_DATA RECORDS_

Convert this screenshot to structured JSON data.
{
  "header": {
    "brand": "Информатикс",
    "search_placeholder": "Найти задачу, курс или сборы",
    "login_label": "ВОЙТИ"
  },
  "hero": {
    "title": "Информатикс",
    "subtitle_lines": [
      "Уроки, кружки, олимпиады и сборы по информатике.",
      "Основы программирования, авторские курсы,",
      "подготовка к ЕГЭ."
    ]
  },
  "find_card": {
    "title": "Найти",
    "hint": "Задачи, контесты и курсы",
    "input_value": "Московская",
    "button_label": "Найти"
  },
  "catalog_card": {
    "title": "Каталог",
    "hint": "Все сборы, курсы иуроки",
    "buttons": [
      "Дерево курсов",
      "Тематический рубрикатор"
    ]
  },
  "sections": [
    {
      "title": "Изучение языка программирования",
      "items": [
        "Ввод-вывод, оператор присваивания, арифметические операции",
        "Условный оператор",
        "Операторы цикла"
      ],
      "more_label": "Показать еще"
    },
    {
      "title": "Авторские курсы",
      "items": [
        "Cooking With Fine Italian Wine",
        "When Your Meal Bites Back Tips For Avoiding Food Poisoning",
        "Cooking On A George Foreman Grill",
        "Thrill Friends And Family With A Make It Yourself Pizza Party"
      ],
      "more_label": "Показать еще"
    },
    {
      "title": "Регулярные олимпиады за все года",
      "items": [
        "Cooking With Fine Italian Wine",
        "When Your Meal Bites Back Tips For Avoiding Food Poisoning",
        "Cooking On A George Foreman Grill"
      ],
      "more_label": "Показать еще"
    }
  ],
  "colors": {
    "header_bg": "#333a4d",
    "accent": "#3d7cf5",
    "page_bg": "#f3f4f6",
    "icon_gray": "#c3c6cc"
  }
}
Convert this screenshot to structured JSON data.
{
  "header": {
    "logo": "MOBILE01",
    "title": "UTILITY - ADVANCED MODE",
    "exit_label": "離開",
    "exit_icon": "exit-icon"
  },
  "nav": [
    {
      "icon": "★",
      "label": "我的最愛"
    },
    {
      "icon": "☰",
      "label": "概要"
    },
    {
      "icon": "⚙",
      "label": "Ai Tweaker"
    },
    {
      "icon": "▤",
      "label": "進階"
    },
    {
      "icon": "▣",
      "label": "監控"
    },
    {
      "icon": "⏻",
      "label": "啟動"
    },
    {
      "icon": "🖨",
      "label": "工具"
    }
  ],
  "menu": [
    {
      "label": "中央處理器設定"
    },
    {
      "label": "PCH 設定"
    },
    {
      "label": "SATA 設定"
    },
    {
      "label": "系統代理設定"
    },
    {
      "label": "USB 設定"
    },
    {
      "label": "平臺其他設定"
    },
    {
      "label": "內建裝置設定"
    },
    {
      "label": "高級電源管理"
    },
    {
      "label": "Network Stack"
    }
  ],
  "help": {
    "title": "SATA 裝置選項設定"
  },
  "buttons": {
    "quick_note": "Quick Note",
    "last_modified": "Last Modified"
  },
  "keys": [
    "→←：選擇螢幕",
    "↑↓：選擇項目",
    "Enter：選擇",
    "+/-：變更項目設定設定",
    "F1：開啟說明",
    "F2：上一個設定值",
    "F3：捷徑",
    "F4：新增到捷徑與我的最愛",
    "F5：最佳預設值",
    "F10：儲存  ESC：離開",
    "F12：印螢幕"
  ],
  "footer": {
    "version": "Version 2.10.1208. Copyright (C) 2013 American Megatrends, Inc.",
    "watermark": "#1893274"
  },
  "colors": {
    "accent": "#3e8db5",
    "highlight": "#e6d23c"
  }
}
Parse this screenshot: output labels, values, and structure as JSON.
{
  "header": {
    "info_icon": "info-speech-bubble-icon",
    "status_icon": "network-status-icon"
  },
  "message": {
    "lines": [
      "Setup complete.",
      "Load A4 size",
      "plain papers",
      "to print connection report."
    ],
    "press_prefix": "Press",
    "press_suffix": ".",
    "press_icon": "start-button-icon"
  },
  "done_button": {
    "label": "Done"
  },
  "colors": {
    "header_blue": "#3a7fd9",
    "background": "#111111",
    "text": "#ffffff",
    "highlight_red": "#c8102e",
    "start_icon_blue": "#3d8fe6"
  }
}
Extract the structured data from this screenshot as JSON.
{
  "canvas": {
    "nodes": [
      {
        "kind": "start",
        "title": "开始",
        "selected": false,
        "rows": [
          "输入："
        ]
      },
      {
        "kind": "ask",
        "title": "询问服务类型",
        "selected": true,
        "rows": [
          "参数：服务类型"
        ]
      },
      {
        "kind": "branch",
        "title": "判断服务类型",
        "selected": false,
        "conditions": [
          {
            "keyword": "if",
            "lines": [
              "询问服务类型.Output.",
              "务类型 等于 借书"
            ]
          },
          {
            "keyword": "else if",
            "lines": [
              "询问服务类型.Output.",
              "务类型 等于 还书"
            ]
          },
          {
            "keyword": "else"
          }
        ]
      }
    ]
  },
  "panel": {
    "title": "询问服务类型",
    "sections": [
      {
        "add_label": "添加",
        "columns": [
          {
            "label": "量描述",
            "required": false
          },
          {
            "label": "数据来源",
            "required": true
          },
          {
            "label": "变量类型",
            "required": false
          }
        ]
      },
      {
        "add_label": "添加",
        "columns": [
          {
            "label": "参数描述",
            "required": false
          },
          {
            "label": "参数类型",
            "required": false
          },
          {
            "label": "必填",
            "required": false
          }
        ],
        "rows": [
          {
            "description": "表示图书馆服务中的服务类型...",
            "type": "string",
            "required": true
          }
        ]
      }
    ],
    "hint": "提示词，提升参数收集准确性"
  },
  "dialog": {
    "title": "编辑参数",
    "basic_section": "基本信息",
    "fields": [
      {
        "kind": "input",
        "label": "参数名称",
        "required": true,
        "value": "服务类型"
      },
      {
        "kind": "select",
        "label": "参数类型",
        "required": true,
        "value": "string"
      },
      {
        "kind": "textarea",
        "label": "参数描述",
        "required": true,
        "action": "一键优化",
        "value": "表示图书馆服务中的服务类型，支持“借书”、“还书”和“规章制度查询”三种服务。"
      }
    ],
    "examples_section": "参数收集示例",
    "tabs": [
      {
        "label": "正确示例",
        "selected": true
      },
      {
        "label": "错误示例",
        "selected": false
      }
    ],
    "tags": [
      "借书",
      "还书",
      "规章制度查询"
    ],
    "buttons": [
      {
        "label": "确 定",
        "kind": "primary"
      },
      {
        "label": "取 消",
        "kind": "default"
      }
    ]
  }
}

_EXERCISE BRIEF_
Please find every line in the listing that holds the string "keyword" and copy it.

_RESULT FOR THIS EXERCISE_
            "keyword": "if",
            "keyword": "else if",
            "keyword": "else"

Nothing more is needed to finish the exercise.